Exercise aim — Find how many lines of the following entries contain "count". Reply with the number alone.
Records supplied: Begin
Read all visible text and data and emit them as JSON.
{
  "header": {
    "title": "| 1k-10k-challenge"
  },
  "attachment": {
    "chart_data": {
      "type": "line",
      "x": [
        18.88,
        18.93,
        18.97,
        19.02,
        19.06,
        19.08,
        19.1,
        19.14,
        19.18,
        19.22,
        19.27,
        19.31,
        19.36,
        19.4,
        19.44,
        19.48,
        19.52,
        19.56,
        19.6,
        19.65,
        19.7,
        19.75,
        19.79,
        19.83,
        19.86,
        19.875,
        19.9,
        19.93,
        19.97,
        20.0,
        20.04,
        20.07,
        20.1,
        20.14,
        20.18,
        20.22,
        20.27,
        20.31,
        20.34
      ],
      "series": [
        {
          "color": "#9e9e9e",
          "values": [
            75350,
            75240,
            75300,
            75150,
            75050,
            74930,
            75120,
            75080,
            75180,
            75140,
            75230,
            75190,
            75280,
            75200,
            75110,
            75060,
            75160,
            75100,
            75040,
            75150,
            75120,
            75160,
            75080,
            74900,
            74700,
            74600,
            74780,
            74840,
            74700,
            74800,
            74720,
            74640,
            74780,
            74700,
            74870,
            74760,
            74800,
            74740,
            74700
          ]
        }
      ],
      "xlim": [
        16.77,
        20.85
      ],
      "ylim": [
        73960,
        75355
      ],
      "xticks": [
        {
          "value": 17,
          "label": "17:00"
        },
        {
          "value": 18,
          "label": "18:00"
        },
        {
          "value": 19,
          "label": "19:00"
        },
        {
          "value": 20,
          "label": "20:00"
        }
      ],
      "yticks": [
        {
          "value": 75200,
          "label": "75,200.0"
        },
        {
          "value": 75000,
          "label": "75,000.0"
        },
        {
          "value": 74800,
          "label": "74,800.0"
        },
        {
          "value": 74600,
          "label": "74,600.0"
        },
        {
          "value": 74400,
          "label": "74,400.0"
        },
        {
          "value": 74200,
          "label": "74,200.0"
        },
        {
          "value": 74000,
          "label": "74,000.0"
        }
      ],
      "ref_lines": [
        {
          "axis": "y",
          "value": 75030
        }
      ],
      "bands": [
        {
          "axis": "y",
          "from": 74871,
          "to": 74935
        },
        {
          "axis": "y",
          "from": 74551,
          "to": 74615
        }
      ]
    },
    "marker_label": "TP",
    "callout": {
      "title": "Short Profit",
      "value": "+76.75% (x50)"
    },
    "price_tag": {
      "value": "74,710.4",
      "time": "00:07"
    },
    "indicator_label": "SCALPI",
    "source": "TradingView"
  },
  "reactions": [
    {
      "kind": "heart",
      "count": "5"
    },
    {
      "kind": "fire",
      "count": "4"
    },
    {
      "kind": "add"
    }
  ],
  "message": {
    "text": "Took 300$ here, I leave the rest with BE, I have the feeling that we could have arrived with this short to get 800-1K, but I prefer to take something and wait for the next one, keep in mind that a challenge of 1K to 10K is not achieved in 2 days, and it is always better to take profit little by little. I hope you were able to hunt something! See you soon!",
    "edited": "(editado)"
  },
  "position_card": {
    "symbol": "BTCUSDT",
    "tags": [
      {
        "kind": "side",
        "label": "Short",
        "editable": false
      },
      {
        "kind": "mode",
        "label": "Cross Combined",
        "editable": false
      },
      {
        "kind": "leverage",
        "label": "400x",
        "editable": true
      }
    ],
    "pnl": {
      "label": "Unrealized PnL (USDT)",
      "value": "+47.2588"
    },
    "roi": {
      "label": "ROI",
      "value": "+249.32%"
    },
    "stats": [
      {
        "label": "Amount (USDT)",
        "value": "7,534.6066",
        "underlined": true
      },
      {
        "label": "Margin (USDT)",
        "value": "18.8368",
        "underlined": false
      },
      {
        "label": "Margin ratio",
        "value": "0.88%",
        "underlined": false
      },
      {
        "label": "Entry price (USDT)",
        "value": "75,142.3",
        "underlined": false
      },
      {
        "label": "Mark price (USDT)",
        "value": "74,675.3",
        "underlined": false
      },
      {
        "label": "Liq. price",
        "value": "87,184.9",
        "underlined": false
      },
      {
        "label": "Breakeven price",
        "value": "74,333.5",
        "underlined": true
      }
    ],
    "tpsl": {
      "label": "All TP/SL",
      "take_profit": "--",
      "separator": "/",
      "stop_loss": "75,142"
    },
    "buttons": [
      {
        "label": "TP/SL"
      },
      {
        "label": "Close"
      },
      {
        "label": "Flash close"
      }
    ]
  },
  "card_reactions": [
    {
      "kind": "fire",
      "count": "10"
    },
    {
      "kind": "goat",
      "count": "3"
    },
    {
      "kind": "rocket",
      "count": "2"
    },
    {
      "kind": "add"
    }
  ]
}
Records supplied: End
Exercise output — 5